Blanding: I feel like, as hurt as my family and I are, as hurt as I'm sure Mr. Floyd's family is, that our brothers were a sacrifice, to get us to the next level in the civil rights movement, and that we still have so far to go. So as far as the protest in Richmond, I'm overwhelmingly proud of the community in Richmond for taking a strong stand and not backing down and, across all nationalities, standing in unity to say no more, that Black lives matter. And not backing down even when they were being unjustly attacked by the police department. The protest that happened in Richmond is the reason why we will have the Marcus Alert. The protest that happened in Richmond is the reason why we will have a civilian review board with subpoena power. So I'm sorry that we have to do this, but it had to be done. Richmond is getting it done, the community is doing their thing.

Roldan: One of the things you highlighted is what’s been dubbed a Marcus Alert System. Can you explain what that is? 

Blanding: The Marcus Alert will call on mental health professionals to be the first responder to a suspected or to a confirmed mental health crisis, instead of our police officers who are equipped to take out the problem, you know, to end it with deadly force. So although our mental health experts will be the first responders. Police officers or a police officer will be present as well, as backup in the event that things get out of control. But they will only utilize non-lethal forces, such as a net gun, such as a baton, such as hand to hand combat, you know, and so on. So, you know, with the Marcus number and I like to call it a Marcus alert system, uh, because a Marcus alert is not going to be effective if we don't have police accountability. 

Roldan: What do you think civilian review of police complaints and use-of-force will accomplish?

I look at Marcus and his situation. His death was ruled justifiable. We were told and promised that there will be an internal investigation on behavior of the officer. And if it happened, there was never any follow up. My brother's entire situation was swept under the rug. We have heard countless times from community members who have made complaints to the police department about the conduct of other officers, and there was never any follow through. Our community does not feel safe. They need to feel safe knowing that if we're going to have officers out in our communities, that when they step out of the professional and ethical roles that they are in, that they're hired to be in, and now endanger our communities, that they will be reprimanded, that there will be accountability. 

Roldan: These demands are similar to what your family and other activists were asking for back in 2018. What’s different now?

Blanding: It took the city raising hell for lack of better words, as far as not backing down with our peaceful protest, in order for them to say, ‘Okay, what needs to happen in order for this to end?’ And it's not just about Marcus, but as far as the City of Richmond, Marcus’ situation was a key situation that is very parallel to what happened with George Floyd. With the city of Richmond, seeing the uproar of the community members, as far as protesting within the city, on a state level, and national level, they’re scared! And they want this to come to an end! And so at this point, they're saying, ‘Okay, now we see, now we hear, we get it. What do we need to do? This is what you all want. It is reasonable and we should have had it in place. Let's get it done now.
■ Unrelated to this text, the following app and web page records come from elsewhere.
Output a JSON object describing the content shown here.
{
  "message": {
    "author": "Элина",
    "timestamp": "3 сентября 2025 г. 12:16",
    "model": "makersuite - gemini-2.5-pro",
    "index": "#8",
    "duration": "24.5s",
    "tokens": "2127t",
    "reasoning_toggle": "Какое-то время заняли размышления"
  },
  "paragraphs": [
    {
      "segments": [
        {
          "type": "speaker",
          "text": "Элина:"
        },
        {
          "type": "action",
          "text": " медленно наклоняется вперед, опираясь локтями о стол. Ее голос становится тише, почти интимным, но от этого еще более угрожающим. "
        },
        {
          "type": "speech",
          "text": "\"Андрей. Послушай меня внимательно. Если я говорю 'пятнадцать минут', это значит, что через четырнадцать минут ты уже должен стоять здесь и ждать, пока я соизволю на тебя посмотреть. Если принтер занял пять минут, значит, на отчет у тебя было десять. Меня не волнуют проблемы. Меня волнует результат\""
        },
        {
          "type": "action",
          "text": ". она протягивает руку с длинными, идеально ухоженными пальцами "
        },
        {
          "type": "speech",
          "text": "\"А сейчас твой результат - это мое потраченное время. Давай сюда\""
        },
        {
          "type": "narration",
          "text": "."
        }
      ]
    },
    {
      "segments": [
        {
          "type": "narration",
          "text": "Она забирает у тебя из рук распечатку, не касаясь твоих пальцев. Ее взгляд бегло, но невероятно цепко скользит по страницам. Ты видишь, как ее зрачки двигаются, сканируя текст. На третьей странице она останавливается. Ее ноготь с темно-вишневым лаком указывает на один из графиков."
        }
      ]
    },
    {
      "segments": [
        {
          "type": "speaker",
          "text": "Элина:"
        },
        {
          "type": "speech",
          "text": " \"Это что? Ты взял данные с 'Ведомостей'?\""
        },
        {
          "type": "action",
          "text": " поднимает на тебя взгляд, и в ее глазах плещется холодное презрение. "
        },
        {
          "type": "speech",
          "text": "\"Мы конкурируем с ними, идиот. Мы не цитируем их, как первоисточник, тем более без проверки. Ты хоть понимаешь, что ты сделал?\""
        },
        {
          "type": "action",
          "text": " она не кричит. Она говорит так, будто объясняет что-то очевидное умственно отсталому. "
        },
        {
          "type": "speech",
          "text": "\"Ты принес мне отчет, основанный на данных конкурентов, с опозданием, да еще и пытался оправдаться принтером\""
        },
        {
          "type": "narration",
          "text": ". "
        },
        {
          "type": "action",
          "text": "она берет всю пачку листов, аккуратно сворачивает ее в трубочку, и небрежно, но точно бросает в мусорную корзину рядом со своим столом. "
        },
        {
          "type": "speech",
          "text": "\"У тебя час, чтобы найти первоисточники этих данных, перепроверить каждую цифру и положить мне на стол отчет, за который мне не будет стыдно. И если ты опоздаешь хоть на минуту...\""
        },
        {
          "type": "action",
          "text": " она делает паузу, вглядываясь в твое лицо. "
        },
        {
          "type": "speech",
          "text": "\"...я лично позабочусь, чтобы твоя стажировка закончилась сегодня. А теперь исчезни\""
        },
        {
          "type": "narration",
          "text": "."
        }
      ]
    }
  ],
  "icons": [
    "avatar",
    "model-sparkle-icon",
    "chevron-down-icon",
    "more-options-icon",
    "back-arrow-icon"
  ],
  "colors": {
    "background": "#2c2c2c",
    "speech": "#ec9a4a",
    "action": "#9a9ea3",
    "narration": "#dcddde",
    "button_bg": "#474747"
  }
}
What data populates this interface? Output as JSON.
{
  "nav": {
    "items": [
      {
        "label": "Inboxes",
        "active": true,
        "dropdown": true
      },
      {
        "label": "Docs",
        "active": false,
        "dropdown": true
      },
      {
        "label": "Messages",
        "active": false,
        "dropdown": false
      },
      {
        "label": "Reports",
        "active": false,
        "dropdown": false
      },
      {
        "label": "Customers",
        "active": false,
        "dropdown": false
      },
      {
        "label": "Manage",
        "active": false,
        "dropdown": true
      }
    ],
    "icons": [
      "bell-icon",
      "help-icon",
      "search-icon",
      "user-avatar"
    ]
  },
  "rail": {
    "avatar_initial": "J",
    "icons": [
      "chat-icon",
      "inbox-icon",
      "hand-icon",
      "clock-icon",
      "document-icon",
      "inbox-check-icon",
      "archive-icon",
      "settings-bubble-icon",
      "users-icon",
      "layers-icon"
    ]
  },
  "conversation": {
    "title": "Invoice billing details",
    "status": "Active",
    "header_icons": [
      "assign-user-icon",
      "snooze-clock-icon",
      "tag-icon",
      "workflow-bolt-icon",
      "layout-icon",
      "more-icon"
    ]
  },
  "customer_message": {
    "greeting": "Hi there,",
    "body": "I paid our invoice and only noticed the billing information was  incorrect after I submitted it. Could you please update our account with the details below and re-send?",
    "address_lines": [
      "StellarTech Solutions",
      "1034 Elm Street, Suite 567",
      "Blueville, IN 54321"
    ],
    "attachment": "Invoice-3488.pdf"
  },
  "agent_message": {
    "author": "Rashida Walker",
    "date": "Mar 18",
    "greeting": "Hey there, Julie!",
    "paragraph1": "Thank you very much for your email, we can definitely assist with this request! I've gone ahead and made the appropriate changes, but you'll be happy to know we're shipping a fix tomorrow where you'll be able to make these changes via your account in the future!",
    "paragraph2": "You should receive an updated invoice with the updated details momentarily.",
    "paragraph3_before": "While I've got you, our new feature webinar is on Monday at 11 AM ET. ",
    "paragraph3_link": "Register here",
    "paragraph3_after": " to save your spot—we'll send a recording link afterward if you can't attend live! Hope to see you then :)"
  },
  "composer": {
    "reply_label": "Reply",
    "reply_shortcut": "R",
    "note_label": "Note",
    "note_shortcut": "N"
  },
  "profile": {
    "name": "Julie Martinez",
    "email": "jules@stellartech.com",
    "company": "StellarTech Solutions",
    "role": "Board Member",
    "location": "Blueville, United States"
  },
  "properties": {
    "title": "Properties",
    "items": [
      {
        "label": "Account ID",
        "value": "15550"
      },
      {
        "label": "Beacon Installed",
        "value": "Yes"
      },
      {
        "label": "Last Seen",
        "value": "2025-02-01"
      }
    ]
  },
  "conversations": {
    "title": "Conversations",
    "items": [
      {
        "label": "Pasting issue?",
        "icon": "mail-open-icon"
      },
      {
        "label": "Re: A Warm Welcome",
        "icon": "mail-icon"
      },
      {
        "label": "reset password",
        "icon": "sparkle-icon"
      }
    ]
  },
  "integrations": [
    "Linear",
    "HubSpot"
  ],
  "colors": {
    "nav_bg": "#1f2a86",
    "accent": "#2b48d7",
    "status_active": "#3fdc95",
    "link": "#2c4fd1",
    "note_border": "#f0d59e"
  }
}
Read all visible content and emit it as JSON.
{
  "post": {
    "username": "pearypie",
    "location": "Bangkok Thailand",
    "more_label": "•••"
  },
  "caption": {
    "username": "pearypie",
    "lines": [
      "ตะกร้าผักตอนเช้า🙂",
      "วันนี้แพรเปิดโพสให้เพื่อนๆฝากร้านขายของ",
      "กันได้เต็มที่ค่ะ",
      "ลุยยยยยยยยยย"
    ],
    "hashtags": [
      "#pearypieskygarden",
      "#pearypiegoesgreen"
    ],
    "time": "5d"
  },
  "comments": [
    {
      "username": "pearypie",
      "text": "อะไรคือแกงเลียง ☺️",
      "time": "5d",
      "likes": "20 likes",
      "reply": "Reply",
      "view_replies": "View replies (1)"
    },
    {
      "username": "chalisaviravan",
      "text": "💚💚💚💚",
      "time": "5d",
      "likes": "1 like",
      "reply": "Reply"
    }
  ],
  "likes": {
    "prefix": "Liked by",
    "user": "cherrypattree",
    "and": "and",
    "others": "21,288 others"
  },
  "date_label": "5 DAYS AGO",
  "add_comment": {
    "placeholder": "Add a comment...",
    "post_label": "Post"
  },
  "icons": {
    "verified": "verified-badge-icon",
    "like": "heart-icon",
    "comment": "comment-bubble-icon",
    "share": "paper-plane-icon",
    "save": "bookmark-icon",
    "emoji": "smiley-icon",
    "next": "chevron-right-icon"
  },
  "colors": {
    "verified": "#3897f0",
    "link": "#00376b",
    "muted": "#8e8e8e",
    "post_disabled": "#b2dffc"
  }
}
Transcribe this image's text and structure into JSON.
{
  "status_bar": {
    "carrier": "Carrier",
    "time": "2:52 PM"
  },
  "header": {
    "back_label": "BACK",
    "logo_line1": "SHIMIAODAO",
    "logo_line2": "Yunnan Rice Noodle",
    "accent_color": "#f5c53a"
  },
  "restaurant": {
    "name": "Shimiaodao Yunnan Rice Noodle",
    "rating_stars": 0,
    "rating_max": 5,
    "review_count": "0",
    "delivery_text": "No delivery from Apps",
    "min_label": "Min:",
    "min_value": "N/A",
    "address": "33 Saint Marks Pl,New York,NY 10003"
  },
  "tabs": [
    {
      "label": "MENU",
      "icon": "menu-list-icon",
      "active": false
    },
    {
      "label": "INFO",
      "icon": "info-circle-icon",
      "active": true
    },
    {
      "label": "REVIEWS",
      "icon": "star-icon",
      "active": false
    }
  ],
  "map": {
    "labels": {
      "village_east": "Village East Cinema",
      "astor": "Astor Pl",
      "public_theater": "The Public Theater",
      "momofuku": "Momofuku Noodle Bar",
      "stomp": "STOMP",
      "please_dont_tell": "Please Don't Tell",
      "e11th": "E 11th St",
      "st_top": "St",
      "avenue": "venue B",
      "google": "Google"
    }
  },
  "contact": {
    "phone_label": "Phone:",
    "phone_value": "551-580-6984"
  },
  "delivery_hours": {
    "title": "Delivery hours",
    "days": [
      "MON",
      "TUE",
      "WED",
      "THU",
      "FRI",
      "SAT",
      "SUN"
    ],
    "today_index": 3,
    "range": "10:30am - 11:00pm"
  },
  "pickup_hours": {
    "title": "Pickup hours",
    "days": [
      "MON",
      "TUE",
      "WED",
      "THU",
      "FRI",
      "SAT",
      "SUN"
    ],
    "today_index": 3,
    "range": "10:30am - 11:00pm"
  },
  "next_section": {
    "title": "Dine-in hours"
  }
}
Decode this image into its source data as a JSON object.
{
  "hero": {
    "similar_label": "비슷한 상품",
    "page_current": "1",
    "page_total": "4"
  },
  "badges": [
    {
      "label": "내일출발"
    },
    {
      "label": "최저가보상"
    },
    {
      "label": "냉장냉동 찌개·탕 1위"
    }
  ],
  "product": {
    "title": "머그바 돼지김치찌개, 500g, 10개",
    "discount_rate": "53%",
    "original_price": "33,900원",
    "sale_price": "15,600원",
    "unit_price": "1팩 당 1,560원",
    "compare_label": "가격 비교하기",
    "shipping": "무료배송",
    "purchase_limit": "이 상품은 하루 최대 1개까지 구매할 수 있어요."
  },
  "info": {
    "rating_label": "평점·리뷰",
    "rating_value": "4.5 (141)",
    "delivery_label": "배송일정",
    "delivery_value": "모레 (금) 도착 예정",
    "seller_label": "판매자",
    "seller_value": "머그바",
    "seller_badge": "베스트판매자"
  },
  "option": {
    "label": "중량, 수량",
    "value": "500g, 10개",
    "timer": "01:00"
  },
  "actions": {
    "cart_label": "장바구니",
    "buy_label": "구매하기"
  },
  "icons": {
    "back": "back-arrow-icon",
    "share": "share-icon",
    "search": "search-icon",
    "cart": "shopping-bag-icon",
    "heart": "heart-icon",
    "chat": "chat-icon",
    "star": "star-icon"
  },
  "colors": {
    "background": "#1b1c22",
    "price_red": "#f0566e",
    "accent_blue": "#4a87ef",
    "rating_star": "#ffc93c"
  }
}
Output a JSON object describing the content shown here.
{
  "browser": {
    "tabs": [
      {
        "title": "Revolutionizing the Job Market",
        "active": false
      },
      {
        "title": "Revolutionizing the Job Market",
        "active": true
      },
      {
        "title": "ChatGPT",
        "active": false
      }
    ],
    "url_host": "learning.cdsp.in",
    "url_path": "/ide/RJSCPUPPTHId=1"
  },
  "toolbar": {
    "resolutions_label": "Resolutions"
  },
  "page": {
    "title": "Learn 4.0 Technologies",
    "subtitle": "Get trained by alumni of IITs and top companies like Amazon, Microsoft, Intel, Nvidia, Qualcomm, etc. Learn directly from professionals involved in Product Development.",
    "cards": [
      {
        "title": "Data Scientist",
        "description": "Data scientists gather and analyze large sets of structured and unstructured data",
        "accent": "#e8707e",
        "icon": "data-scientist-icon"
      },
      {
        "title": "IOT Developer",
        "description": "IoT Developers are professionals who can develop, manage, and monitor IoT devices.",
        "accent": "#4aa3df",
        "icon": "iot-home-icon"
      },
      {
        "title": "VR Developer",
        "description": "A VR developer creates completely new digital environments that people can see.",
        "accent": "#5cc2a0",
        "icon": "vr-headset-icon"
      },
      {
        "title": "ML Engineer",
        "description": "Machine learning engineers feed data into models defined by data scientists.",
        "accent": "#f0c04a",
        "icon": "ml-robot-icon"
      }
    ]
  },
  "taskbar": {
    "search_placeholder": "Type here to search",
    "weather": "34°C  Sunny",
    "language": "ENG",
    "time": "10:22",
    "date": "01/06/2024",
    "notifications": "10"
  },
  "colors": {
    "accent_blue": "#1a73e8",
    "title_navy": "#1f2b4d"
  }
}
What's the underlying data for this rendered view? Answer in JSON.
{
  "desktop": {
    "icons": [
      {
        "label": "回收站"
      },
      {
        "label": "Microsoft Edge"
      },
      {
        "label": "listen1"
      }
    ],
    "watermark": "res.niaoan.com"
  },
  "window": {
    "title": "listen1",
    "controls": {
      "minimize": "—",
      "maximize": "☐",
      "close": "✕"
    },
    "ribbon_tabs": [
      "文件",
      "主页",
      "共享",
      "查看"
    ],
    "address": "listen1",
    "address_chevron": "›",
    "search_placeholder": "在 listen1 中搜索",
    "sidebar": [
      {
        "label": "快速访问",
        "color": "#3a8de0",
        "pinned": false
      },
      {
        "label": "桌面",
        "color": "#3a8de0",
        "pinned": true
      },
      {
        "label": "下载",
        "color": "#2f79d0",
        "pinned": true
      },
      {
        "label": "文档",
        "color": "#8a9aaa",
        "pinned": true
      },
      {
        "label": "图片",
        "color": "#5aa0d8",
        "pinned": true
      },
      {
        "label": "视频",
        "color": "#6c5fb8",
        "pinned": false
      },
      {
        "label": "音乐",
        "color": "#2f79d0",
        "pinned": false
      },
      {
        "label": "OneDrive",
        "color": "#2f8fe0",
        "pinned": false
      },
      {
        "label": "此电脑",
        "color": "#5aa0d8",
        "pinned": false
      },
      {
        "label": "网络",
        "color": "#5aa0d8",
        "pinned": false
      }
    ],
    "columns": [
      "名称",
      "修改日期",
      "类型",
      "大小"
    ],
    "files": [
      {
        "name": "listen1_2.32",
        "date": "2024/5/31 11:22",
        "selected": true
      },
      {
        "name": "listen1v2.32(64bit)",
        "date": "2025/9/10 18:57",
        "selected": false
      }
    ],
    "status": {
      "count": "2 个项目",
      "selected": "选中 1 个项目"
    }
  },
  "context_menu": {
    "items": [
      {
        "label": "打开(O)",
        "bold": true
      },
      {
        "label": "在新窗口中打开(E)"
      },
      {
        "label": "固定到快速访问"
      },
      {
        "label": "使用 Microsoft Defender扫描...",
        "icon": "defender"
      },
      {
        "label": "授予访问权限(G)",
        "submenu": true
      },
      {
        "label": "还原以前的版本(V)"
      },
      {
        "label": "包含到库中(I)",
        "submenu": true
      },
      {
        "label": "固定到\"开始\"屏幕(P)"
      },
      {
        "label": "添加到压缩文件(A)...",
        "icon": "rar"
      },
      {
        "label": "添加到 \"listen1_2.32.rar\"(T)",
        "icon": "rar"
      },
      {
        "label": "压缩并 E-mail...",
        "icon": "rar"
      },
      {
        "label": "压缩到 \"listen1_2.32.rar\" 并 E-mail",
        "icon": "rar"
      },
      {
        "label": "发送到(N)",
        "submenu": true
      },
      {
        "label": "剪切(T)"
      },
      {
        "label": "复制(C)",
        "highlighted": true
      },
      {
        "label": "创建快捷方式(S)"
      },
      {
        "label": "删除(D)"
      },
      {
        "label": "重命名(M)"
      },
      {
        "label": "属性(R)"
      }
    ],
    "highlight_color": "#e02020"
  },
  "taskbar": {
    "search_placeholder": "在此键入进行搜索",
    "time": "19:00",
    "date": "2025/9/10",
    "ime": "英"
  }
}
After the interview was recorded, the Peters family updated their list of demands to include reopening the Marcus-David Peters case and diverting police funding to social services. You can find their updated list of demands here.